Copy out all lines of the records in which the word "from" appears.

- - -

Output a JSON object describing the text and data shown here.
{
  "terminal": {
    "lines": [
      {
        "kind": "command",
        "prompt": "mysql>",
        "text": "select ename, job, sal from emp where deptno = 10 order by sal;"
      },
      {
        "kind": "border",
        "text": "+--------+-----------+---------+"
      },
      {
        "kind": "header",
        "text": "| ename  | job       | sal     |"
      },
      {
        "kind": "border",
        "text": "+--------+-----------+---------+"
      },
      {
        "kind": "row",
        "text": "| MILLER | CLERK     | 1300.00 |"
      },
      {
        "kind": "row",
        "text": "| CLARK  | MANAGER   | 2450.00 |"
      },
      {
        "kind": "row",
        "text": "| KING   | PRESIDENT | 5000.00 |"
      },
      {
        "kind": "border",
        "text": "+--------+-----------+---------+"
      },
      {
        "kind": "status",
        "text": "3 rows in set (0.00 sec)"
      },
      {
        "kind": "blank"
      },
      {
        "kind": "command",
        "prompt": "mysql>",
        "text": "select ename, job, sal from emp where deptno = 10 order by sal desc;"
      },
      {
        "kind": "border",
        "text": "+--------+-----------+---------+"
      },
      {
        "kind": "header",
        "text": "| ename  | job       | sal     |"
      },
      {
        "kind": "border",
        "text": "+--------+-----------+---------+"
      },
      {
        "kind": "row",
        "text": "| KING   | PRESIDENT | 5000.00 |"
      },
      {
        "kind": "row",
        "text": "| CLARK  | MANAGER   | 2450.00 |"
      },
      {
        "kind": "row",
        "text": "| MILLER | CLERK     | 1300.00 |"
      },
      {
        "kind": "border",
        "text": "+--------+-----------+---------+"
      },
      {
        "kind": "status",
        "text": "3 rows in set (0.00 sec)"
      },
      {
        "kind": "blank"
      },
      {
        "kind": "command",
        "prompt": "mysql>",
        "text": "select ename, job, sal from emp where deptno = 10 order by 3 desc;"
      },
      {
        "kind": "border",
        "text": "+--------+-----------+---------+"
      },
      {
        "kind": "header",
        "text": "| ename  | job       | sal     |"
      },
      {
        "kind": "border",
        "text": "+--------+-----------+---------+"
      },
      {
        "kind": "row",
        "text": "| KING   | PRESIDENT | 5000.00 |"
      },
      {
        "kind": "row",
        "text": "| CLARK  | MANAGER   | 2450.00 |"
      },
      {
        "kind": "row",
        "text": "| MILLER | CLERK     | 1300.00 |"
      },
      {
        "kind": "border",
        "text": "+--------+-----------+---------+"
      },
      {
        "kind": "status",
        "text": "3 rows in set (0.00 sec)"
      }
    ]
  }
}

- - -

RESPONSE AREA:
        "text": "select ename, job, sal from emp where deptno = 10 order by sal;"
        "text": "select ename, job, sal from emp where deptno = 10 order by sal desc;"
        "text": "select ename, job, sal from emp where deptno = 10 order by 3 desc;"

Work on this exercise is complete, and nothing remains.